Additionally, there was a promise that ‘should it unfold in the future that the card was actually kosher all along… you’re literally looking at a million dollar + card’. Oddly this comes slightly after mentioning ’… the card may not have been officially licensed’.

A copy and paste from another seller with a similar card contains statements like ‘I know next to nothing about this card set…’, ‘I was told they were 100% authentic… but have no way of validating…‘.

This listing included a good percentage of the red flags which I’ve listed above and ended at a sale price of $1,264.

Well-known Star Co expert Steve Taft called out the sale on his Facebook page as an urge to the buyer to cancel the transaction as well as education for those following along. As an expert in the field, he knows the card to be a fantasy print as BGS had already stated in their assessment.

What can you do about the tactics listed here?

Pause, carefully review and research. In the case above the seller did supply the information that BGS denied grading the card in the listing. Carefully considering that information - its the largest red flag possible when an independent expert declares a card fake - is the best course of action.

Research - reaching out to experts such as those that may be members of social media groups (eg 1983-86 Star Co or 1986 Fleer Basketball) might help if you’re not able to turn anything reputable up online. In the case listed here, though, no research was needed as BGS had already assessed it as a fantasy card.

I hope to do just that with some of these articles - speak with experts. Hopefully this becomes a useful resource over time.

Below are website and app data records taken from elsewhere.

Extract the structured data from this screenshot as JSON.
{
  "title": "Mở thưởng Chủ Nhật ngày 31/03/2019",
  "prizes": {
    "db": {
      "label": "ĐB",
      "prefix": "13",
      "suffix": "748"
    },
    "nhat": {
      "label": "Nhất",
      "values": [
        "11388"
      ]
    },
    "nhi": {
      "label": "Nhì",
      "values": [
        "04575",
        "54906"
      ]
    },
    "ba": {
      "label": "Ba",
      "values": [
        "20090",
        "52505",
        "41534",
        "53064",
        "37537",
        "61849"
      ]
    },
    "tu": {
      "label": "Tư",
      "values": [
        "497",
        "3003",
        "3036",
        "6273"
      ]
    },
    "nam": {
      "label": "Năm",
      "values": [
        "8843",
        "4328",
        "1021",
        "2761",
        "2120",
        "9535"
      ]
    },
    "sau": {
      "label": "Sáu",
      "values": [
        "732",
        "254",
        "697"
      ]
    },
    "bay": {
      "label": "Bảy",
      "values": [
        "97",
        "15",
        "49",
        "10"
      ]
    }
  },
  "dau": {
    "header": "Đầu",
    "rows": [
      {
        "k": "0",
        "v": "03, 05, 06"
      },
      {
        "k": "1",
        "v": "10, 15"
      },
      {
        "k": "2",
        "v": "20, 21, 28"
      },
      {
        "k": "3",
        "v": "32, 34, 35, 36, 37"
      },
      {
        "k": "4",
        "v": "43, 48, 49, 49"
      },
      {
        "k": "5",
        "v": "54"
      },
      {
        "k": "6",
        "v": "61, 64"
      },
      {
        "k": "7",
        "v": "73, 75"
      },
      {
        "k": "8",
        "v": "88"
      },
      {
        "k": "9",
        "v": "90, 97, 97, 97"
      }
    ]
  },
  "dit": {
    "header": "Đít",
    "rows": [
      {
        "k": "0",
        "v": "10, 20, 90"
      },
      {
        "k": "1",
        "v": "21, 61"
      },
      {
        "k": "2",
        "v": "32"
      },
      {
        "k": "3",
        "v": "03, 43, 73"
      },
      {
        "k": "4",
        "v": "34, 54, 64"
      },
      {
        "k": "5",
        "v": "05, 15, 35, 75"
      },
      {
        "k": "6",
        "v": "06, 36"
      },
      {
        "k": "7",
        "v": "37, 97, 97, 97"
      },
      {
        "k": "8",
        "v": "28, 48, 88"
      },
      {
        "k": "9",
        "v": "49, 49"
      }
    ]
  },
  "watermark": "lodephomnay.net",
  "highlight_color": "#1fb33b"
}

Overall, go with your gut - any hype or ‘deal’ is usually worth a pass.